Azhdarchoid topology is surprisingly stable (Cerqueira et al.)

I’ve been helping a friend on a project involving pterosaur phylogeny. One thing I suggested doing was analyzing which characters are informative or uninformative for azhdarchoids. I decided to run the recent analysis of Cerqueira et al.and see if removing successively more distant sister taxa to Azhdarchoids affected the internal topology of Azhdarchoidea. Here’s what I found. The internal topology of Azhdarchoidea is surprisingly consistent regardless of whether the following combinations of taxa are removed from the matrix:

  1. Pteranodontoids save Pteranodon, Muizquiopteryx, and Nyctosaurus;
  2. The three aforementioned pteranodontoids;
  3. All outgroups except just Rhamphorhynchus and Darwinopterus spp. as well as removing these and only using Pterodactylus as the outgroup;

The topology we get looks like this:

This made me wonder, especially within tapejaromorphs, which taxa were responsible for the tree instability. So I tested this further. I experimented with deleting the tapejaromorphs that were in a polytomy with tapejarids and thalassodromids as well as trying to resolve the relationships inside sinopterines.

Deleting Caupedactylus moves Aymberedactylus to be the sister to sinopterines+tapejarids, but leaves a giant polytomy for that group with no resolved internal nodes. Deleting Aymberedactylus still leaves Caupedactylus in a polytomy with thalassodromines and tapejarids, but restores the tapejarine node. Deleting both taxa reduces tapejarines and sinopterines back to a giant polytomy, just like when Caupedactylus was deleted. Clearly Aymberedactylus is important for the internal resolution of tapejarines+sinopterines.

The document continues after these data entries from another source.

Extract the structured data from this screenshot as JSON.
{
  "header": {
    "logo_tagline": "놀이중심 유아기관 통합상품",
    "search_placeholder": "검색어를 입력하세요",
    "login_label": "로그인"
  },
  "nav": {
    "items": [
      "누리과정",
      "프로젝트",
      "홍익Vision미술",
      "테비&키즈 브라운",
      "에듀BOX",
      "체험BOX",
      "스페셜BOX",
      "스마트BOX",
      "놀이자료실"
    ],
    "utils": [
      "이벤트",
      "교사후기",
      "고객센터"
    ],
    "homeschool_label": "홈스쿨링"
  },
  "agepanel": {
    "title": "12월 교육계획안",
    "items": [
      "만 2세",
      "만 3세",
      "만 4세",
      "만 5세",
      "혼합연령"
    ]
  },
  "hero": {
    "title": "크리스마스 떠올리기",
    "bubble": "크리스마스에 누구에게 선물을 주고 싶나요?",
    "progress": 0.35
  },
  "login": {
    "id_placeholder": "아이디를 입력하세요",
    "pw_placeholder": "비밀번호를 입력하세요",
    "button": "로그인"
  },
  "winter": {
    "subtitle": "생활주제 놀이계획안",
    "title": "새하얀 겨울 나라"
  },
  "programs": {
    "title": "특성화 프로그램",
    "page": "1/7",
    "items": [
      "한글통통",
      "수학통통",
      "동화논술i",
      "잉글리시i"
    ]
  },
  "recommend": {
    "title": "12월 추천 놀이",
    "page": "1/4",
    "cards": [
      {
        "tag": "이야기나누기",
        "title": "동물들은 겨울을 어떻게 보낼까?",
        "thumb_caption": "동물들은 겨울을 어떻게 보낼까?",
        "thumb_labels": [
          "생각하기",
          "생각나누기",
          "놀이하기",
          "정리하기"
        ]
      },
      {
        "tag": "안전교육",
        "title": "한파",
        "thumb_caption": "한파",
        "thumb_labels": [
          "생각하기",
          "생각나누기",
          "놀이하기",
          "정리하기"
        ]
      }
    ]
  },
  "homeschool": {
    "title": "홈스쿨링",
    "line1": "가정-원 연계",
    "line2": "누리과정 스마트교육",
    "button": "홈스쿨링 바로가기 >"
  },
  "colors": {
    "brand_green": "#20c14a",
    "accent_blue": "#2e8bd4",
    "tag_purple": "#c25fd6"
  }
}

If Eopteranodon lii is deleted, sinopterines all nest together, whereas its inclusion but trying to delete Sinopterus or Huaxiapterus corollatus does not help. However, Huaxiapterus benxiensis’s deletion results in Huaxiapterus corollatus (Eopteranodon + Sinopterus) suggesting there are character conflicts between Huaxiapterus benxiensis and Eopteranodon lii as far as which taxon is closer to Sinopterus. This led me back to testing the removal of Caupedactylus and Aymberedactylus again. Clearly, even though while Aymberedactylus is apparently likely close to tapejarids, Caupedactylus is important for resolution within tapejarids.

Obviously, this points to a need to explore which character scorings of these taxa are responsible for these conflicts as well as explore and seek out additional characters which might help resolve the conflict between these tapejaromorphs. None of these taxa really should be deleted a priori or excluded from consideration when creating a super matrix of azhdarchoids.

It’s worth noting that once the ornithocheiromorphs (sensu Andres et al.) are deleted, computational times on this matrix drastically shrink, so most of the time to analyze the tree is spent trying to resolve the position of ornithocheiromorphs (and this is true, even if more fragmentary ones are deleted, but others are retained).

Just my two cents…


Andres, Brian, et al. “The earliest pterodactyloid and the origin of the group.” Current Biology, vol. 24, no. 9, 2014.

Cerqueira, Gabriela M., et al. “A new azhdarchoid pterosaur from the Lower Cretaceous of Brazil and the paleobiogeography of the Tapejaridae.” Acta Palaeontologica Polonica, vol. 66, 2021, in press. (WARNING: PDF LINK)

I write about the evolution and ecology of animals from the past (and sometimes the present). I also sometimes write about library and information science.